Co-founders Robert Bradley and Mur' />

The Whangarei Growers' Market is upping the ante as plans to form a company and export produce to Auckland take root.
Co-founders Robert Bradley and Murray Burns say the market is so big it can no longer be run on an 'ad hoc' basis. The new company - Whangarei Growers' Market Association Ltd, will help small to medium-sized Northland growers eventually gain a slice of the much-larger Auckland market.
Established 13 years ago, the market generates approximately $4 million each year and attracts between 4500 to 6000 shoppers every Saturday morning. It is a 'David vs Goliath' success story that has enabled growers - once on the brink of ruin - to sell direct to the public.
They have cut out the middleman and believe their industry could play an important role in Northland's economic recovery.
The pair established the market in 1998 because supermarkets stopped dealing with the auction process or small to medium sized Northland growers, says Robert.
"They basically nailed us to the floor, it was sink or swim so we decided to take them on.
"We were blacklisted by the supermarkets... in fact for a while some of the growers were selling under assumed names or dropping produce off early so it could be sold on behalf.
"You've got to understand in those days this was a new concept and we also faced obstacles from various industry bodies who tried to stop us because they felt threatened as it was something different.
"And although the Council was supportive it took us over a year to convince them that we weren't going to be fly-by-nighters, we were serious."
Today more than100 growers supply the market and between 30 to 35 depend on it for their livelihoods with 40 to 50 pallets of produce being shifted on the day and another 10 to 20 during the week.

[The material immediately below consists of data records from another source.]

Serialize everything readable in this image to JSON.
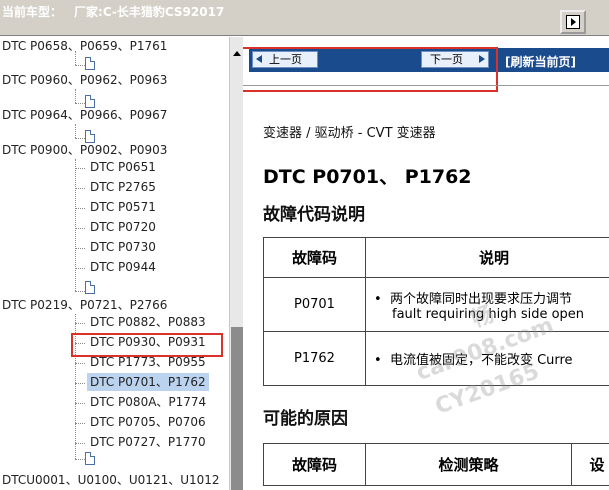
{
  "header": {
    "title_label": "当前车型：",
    "title_value": "厂家:C-长丰猎豹CS92017"
  },
  "tree": {
    "groups": [
      {
        "label": "DTC P0658、P0659、P1761"
      },
      {
        "label": "DTC P0960、P0962、P0963"
      },
      {
        "label": "DTC P0964、P0966、P0967"
      },
      {
        "label": "DTC P0900、P0902、P0903"
      },
      {
        "label": "DTC P0219、P0721、P2766"
      },
      {
        "label": "DTCU0001、U0100、U0121、U1012"
      }
    ],
    "children_a": [
      "DTC P0651",
      "DTC P2765",
      "DTC P0571",
      "DTC P0720",
      "DTC P0730",
      "DTC P0944"
    ],
    "children_b": [
      "DTC P0882、P0883",
      "DTC P0930、P0931",
      "DTC P1773、P0955",
      "DTC P0701、P1762",
      "DTC P080A、P1774",
      "DTC P0705、P0706",
      "DTC P0727、P1770"
    ]
  },
  "nav": {
    "prev_label": "上一页",
    "next_label": "下一页",
    "refresh_label": "[刷新当前页]"
  },
  "doc": {
    "breadcrumb": "变速器 / 驱动桥 - CVT 变速器",
    "title": "DTC P0701、 P1762",
    "section1": "故障代码说明",
    "table1": {
      "headers": [
        "故障码",
        "说明"
      ],
      "rows": [
        {
          "code": "P0701",
          "desc1": "两个故障同时出现要求压力调节",
          "desc2": "fault requiring high side open"
        },
        {
          "code": "P1762",
          "desc1": "电流值被固定，不能改变 Curre",
          "desc2": ""
        }
      ]
    },
    "section2": "可能的原因",
    "table2": {
      "headers": [
        "故障码",
        "检测策略",
        "设"
      ]
    }
  },
  "watermark": {
    "line1": "畅",
    "line2": "car908.com",
    "line3": "CY20165"
  }
}
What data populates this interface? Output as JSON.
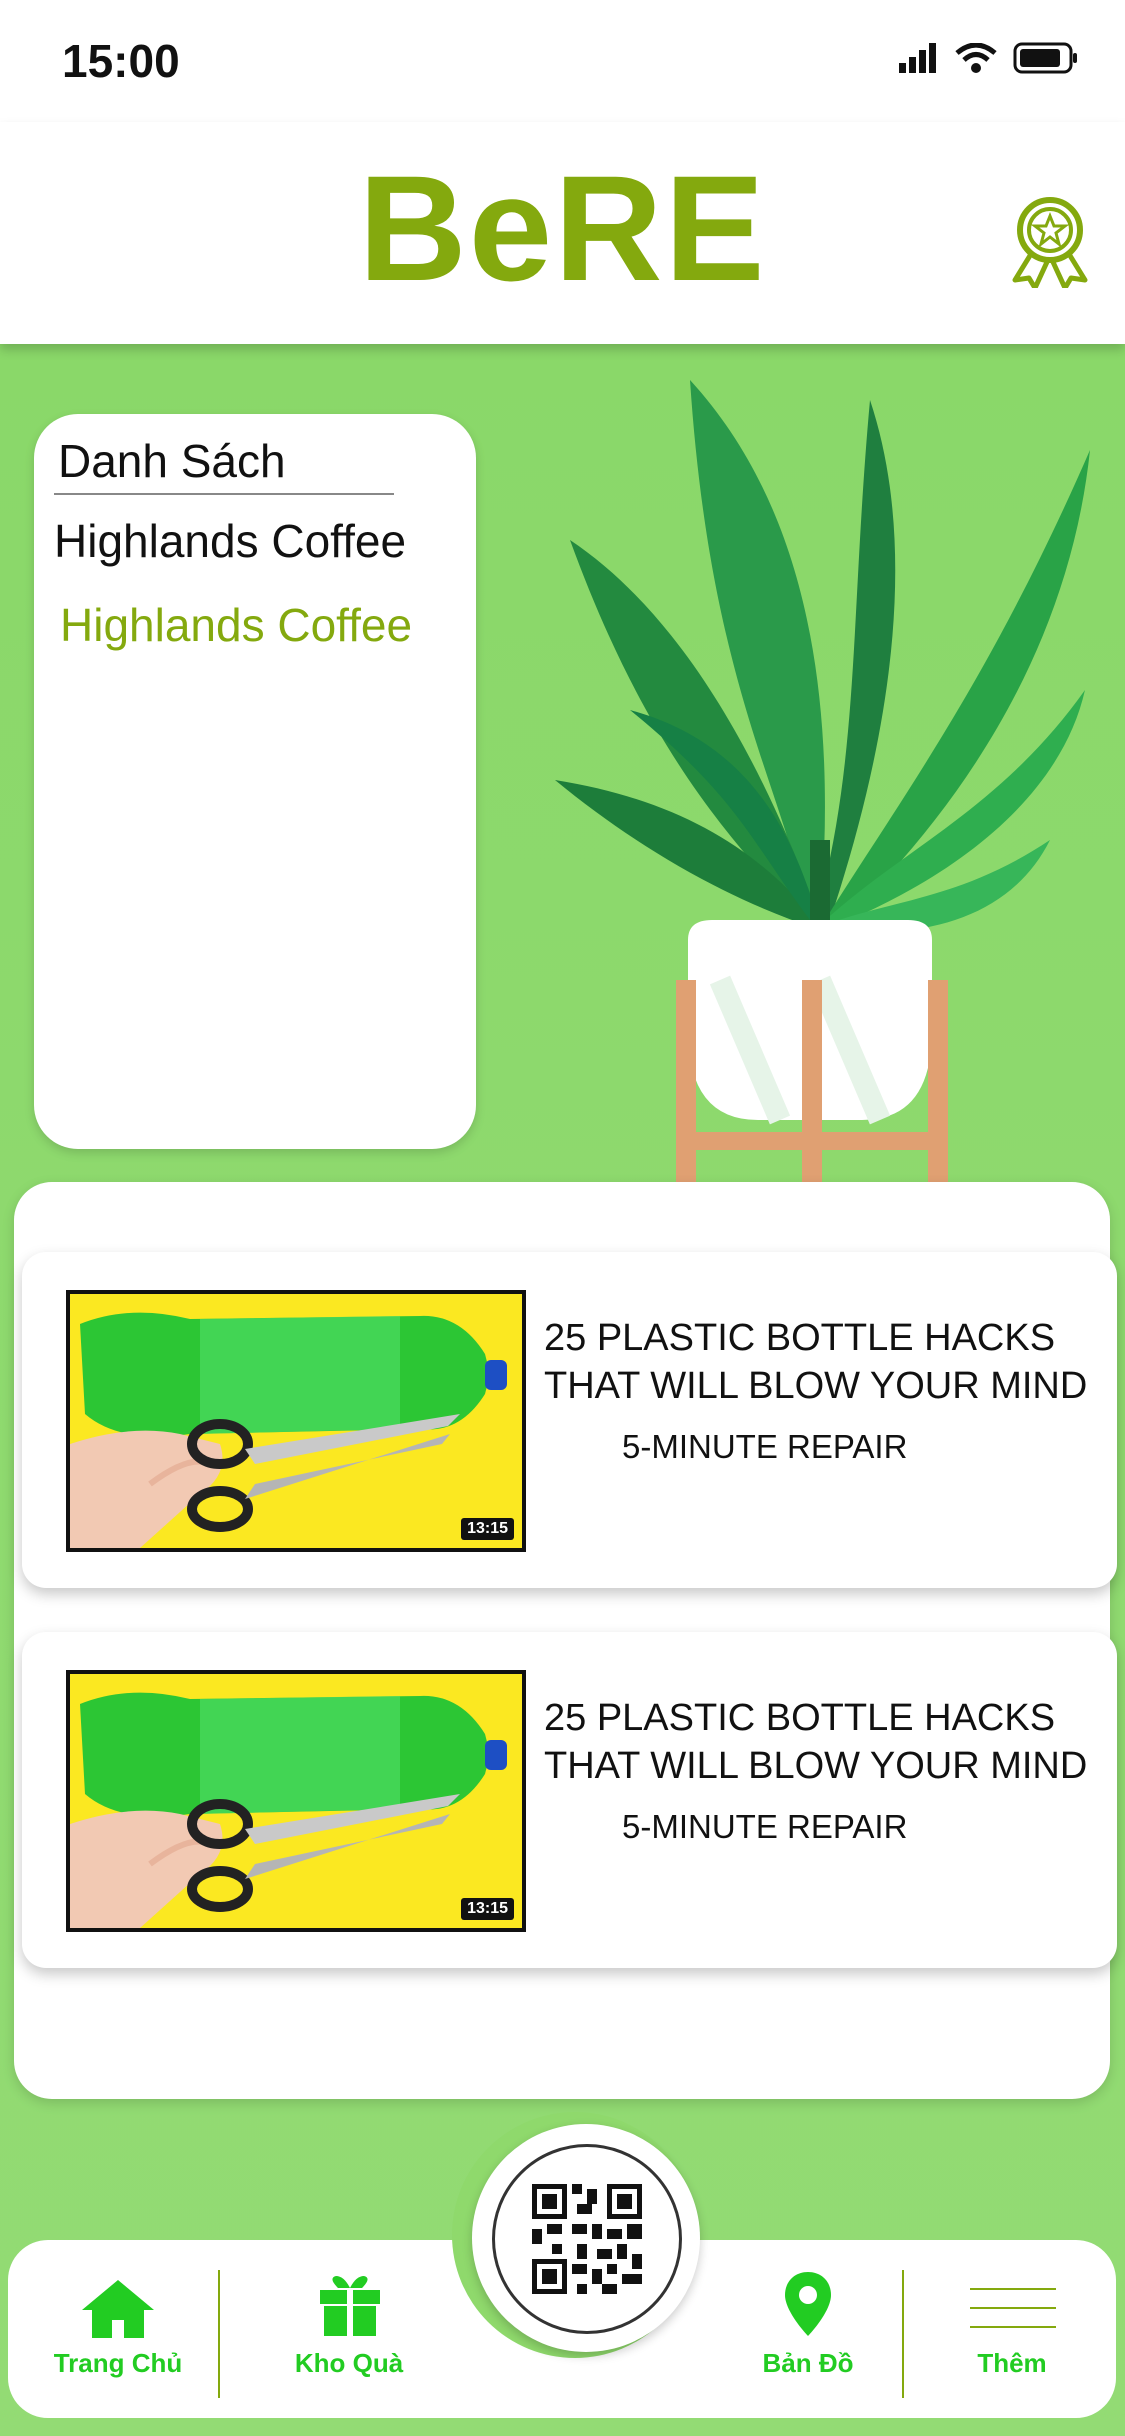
{
  "status_bar": {
    "time": "15:00"
  },
  "header": {
    "logo": "BeRE"
  },
  "list_card": {
    "title": "Danh Sách",
    "items": [
      "Highlands Coffee",
      "Highlands Coffee"
    ]
  },
  "feed": {
    "videos": [
      {
        "title": "25 PLASTIC BOTTLE HACKS THAT WILL BLOW YOUR MIND",
        "channel": "5-MINUTE REPAIR",
        "duration": "13:15"
      },
      {
        "title": "25 PLASTIC BOTTLE HACKS THAT WILL BLOW YOUR MIND",
        "channel": "5-MINUTE REPAIR",
        "duration": "13:15"
      }
    ]
  },
  "tabbar": {
    "home": "Trang Chủ",
    "gifts": "Kho Quà",
    "map": "Bản Đồ",
    "more": "Thêm"
  },
  "colors": {
    "brand": "#84a90e",
    "tab_accent": "#22cc22",
    "background": "#8fd96c"
  }
}
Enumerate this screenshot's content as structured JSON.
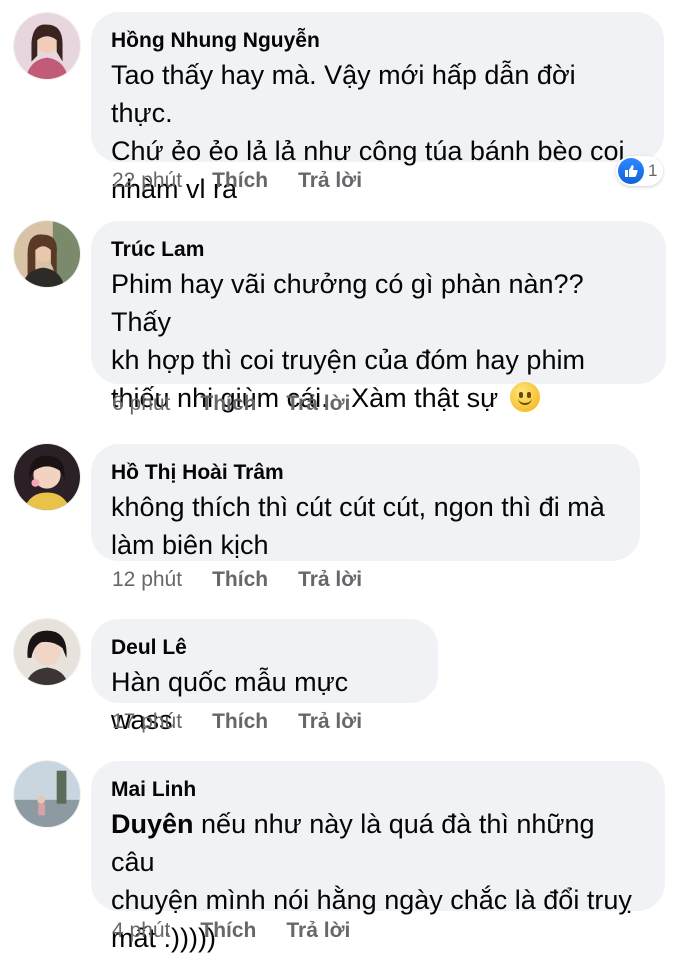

Both men say the formation of a company is the next step for the market and means measures can be put in place to preserve founding principles and explore potential opportunities.
"What happens here is nobody is allowed to make money out of selling stall spaces but we have a lot of expenses, the main reason we decided on that was the minute somebody has got an incentive or their money is tied to the number of stalls... they start letting in stalls that should have never been there in the first place.
"The mix of the stalls is critical to public acceptance and the people of Whangarei have taken ownership of this market and we have no qualms throwing people out on a principle that's no problem because it doesn't affect us financially."
The company is being set up on a two-class share axis with voting and non-voting shares.
To vote you have to have a stall in the market for at least eight months of the year, says Robert.
The constitution will also not allow the company to borrow or lend money.
"We don't want a situation happening here where people have hijacked it, lent money to themselves and basically looted it.
"The company needs to accumulate reserves and from our point of view we also need a structure because in time we can see ourselves exporting produce to Auckland and I could drop dead today and Murray could drop dead tomorrow.
"The main thing we want to do is preserve our philosophy we have been doing this for 13 years and because we know what we are doing on the surface looks like it's easy but we've got a formula that really works, it works for the growers and it works for the public."
Most of growers run family-based operations with the knowledge passed on through the generations but Murray says another 100 odd people would be employed to plant, pick and pack.
He says the possibilities for further employment are real because there are more than 1 million people sitting one hundred miles away.
"That is our logical expansion, we'd like to sell more local produce to more Whangarei people... we'd like to see places like Otangarei - they could struggle to visit here but maybe Maori Health Providers could come to the market buy produce and distribute it.
"We'd like to see the Whangarei hospital buying their food here and we'd like to see the health professionals sending their patients here.
"You know, we don't think we have even started providing affordable food to people. It's fresh, it's local and it's cheaper - which is why, as a grower, it's frustrating at times how little fruit and vegetables people eat.
"You only have to do the math... there are 70,000 people in our area and people should eat 400 grams of fruit and vegetables a day... multiply that over a year and it's a lot of tonnage and we're not selling that, so there is the potential."